U.S. Treasury Secretary Janet Yellen on Saturday warned against the country defaulting on its debt, saying that it “would cause widespread damage to the U.S. economy.”
The United States on Thursday hit its $31.4 trillion debt limit, with Yellen announcing that the Treasury was taking “extraordinary measures” to keep paying the federal government’s bills and keep certain systems funded. Such measures are a last-ditch effort that can be undertaken should the country reach its debt ceiling. Should they be exhausted, however, the U.S. would default on its debt.
The debt limit is the cap on the amount of money that the U.S. government can borrow to pay its debts. It also allows the government to pay existing legal obligations that Congress and presidents have made in the past, according to the Treasury.
In a letter sent to newly-elected House Speaker Kevin McCarthy and other Republican and Democratic leaders in the House and Senate on Friday, Yellen wrote that the Treasury anticipates implementing two measures to avoid breaching the debt limit: redeeming existing and suspending new investments in the Civil Service Retirement and Disability Fund and the Postal Service Retiree Health Benefits Fund, as well as suspending reinvestment of the Government Securities Investment Fund of the Federal Employees Retirement System Thrift Savings Plan.
Yellen predicted that the current measures will last the country until June.
A default has never happened before in the country as Congress has been able to raise the debt ceiling, which occurred 22 times between 1997 and last year. The current measure to raise the limit is, however, facing pushback from House Republicans, who have called for spending cuts to be part of the measure, with some calling for cuts to Social Security and Medicare spending.
Yellen has called on Congress to raise the debt ceiling as soon as possible “without condition,” and warned in a tweet on Saturday that a first-ever default on the country’s debt would cause global economic turmoil.
“Since 1789, the U.S. has always paid all of its bills,” the tweet from Yellen’s account read. “The knowledge that we can be trusted and counted on to do that underlies the foundations of the entire global financial system. Default would cause widespread damage to the U.S. economy.”
In a recent interview with Fox News, McCarthy said that he wants spending cuts of some kind to be part of any debt limit bill, in order to not bankrupt Social Security or Medicare.
“You couldn’t just keep increasing it,” McCarthy said. “Let’s sit down and change our behavior for the good of America. Because what we’re going to do is bankrupt this country and bankrupt these entitlements if we don’t change their behavior today.”
The Biden administration, meanwhile, has said that it will not be willing to tie such conditions to debt limit talks.

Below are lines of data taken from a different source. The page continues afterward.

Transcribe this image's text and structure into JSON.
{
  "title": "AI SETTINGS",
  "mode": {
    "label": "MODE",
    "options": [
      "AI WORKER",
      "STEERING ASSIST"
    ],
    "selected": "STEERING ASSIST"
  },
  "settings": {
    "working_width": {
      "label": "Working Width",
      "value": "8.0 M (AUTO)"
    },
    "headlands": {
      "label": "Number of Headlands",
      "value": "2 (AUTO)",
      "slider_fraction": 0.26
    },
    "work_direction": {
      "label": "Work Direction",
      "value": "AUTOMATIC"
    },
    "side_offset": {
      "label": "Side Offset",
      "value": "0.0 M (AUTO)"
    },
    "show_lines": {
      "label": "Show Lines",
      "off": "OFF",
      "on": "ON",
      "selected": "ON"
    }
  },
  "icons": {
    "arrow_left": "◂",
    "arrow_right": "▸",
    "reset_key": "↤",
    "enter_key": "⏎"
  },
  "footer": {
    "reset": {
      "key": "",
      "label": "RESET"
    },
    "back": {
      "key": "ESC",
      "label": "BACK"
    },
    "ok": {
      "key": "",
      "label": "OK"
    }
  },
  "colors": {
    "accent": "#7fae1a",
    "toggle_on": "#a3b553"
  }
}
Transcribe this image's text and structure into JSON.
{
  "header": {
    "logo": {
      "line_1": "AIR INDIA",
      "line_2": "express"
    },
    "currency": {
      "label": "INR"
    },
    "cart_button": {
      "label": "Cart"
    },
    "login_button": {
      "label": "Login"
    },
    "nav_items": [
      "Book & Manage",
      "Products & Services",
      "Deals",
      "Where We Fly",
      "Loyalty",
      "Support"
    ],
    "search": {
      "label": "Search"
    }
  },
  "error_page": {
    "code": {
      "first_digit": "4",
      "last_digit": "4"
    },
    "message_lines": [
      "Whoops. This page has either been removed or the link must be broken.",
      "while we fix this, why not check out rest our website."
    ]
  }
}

“This is just another attempt by congressional Republicans to force unpopular cuts on programs critical to seniors, the middle class and working families,” White House press secretary Karine Jean-Pierre said Tuesday. “Congress needs to act and do so quickly. There is no excuse for political brinkmanship.”
Newsweek reached out to the Treasury Department for comment.